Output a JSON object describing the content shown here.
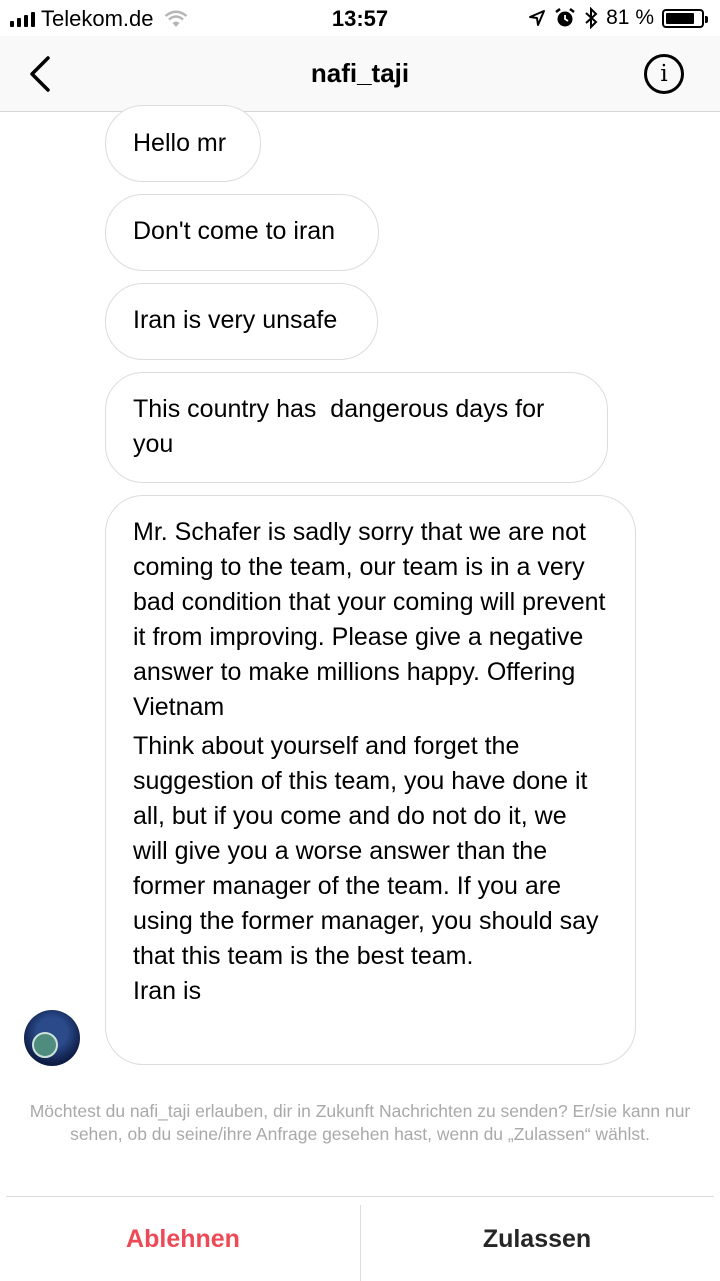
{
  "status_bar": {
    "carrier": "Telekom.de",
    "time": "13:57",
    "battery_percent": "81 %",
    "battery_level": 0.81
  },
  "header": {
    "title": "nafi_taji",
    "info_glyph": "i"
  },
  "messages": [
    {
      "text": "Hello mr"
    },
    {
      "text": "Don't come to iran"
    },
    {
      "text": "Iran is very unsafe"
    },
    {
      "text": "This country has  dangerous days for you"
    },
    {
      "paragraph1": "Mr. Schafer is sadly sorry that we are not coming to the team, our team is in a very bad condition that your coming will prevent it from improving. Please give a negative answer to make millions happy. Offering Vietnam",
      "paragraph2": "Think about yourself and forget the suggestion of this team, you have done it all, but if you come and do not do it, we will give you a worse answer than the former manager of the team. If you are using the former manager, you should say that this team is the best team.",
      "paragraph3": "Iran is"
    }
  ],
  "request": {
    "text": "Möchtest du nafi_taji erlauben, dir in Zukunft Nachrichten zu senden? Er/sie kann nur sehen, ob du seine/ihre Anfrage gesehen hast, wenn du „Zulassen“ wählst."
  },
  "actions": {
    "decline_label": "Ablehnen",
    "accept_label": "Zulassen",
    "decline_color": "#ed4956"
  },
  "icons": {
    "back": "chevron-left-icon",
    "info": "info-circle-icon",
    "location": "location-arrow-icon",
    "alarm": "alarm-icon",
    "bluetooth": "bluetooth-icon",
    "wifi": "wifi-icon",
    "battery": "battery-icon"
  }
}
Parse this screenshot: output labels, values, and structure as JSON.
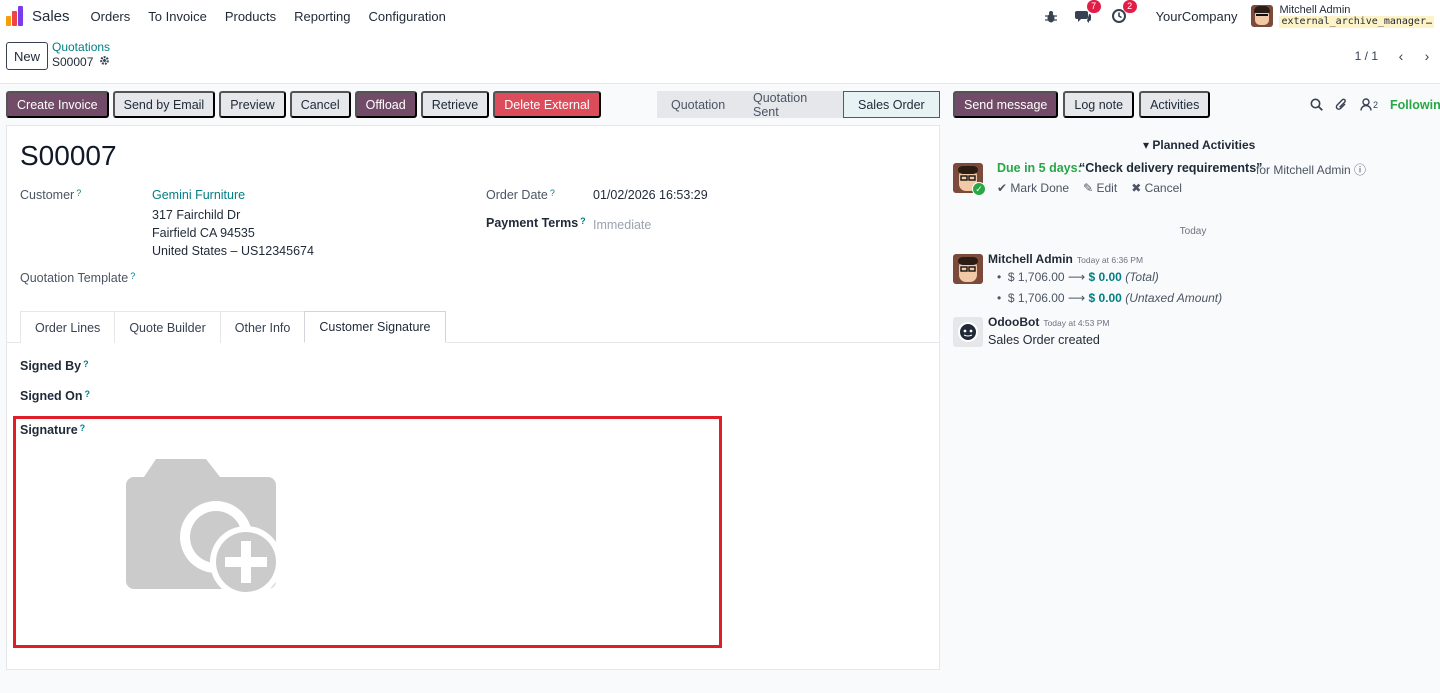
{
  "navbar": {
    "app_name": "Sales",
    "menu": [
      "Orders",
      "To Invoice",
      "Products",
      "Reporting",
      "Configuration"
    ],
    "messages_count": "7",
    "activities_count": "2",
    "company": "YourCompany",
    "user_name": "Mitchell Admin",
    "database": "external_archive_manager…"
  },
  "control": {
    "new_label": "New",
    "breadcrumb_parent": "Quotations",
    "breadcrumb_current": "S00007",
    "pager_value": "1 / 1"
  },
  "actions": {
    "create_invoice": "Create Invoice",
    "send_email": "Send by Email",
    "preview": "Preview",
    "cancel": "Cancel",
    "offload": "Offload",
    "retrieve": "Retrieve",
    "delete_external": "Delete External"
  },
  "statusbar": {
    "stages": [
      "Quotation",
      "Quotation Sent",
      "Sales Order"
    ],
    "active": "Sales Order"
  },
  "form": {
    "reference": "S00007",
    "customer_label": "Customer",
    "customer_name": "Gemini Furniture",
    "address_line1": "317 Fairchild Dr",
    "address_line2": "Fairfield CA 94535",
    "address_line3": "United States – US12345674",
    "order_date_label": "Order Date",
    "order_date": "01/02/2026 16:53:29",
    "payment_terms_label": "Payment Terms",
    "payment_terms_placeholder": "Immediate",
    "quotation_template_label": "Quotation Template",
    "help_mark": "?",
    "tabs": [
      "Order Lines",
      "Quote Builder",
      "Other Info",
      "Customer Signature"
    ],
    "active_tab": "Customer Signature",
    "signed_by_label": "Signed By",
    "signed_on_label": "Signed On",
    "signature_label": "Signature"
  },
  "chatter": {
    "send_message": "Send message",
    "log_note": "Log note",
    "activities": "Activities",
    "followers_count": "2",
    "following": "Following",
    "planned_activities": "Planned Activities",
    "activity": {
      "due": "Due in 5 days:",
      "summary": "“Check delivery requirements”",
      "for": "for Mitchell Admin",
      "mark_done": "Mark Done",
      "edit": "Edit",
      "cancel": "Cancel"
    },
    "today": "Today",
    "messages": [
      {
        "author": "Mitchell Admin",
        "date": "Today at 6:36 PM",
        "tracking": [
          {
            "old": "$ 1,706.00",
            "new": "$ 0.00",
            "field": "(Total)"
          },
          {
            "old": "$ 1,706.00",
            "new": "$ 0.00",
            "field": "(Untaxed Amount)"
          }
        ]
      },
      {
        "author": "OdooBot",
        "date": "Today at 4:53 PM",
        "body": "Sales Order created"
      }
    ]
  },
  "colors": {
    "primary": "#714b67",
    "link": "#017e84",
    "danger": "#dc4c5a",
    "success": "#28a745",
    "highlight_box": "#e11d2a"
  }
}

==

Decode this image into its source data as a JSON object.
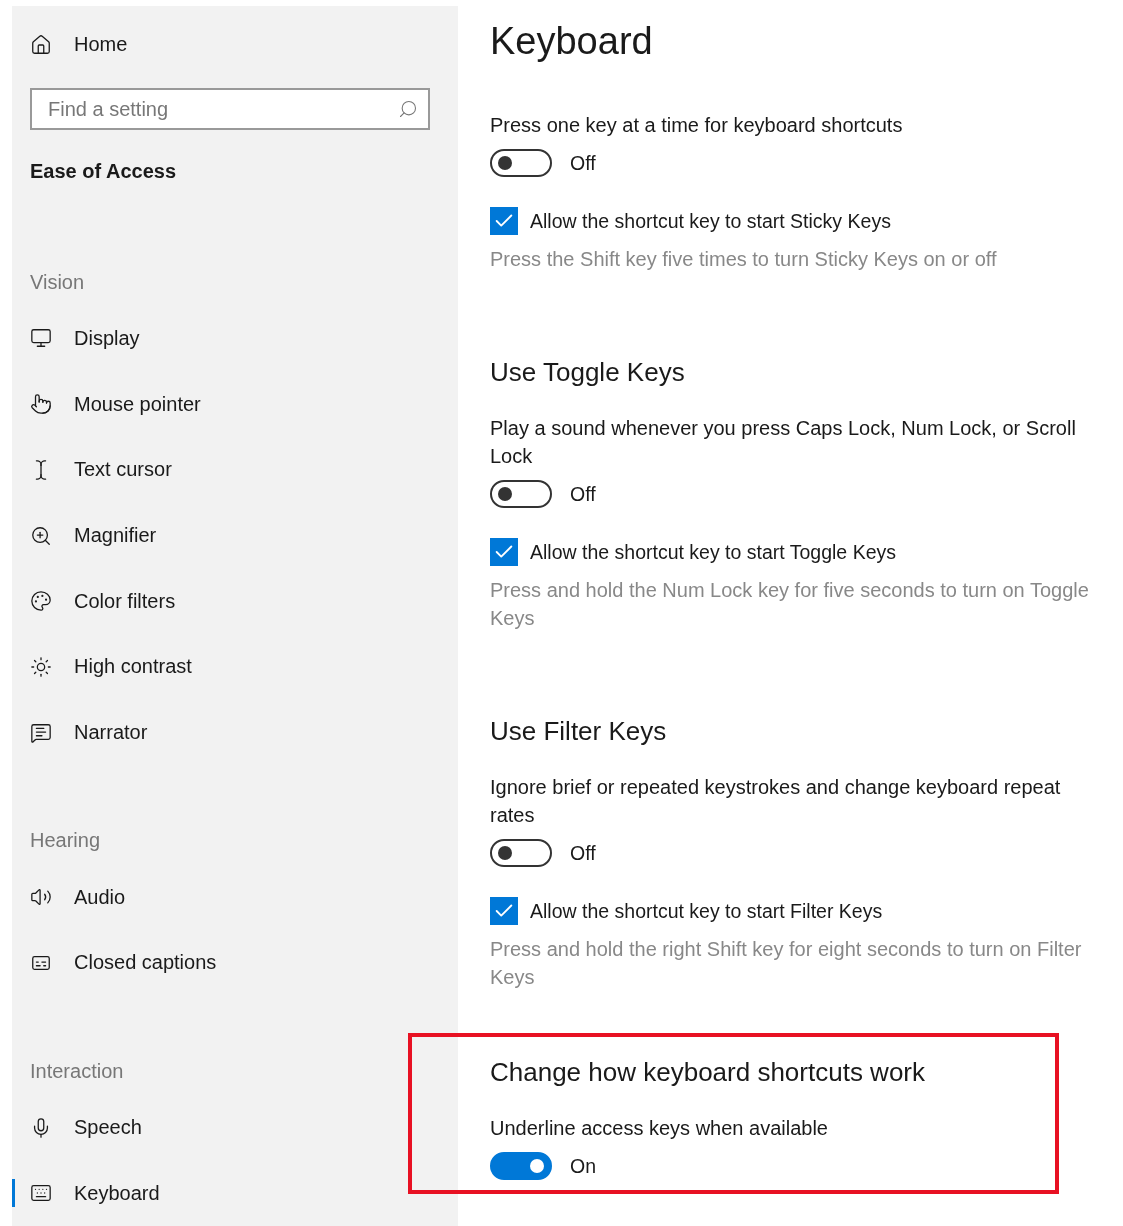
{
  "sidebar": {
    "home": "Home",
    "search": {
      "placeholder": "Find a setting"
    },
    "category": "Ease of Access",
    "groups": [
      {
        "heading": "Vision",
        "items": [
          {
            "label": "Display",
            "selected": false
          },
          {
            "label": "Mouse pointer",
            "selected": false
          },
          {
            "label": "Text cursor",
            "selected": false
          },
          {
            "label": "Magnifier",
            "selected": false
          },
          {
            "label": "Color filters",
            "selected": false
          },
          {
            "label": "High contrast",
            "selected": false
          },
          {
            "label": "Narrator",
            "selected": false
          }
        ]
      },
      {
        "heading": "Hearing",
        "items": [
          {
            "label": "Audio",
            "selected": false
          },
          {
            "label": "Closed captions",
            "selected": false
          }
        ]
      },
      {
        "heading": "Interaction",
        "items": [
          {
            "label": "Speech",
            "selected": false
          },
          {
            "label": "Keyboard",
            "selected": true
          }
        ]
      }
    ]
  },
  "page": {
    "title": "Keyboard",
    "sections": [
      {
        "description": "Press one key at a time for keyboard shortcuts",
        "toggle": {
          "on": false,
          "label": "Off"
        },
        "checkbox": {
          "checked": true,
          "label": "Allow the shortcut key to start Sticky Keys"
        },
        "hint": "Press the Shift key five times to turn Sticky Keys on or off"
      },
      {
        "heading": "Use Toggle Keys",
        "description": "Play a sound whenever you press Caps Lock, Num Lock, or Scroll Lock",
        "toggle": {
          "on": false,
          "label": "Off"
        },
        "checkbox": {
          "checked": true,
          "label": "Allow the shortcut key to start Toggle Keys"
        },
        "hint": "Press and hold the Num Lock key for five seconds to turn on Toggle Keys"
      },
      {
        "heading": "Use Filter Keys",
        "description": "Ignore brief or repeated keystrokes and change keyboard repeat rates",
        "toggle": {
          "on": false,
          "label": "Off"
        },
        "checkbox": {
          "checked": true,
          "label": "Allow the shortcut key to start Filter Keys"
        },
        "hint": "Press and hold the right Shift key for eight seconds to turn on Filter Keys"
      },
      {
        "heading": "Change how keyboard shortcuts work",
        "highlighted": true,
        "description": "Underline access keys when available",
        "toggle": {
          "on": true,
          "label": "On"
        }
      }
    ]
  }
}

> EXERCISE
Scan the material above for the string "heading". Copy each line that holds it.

> EXPECTED ANSWER
        "heading": "Vision",
        "heading": "Hearing",
        "heading": "Interaction",
        "heading": "Use Toggle Keys",
        "heading": "Use Filter Keys",
        "heading": "Change how keyboard shortcuts work",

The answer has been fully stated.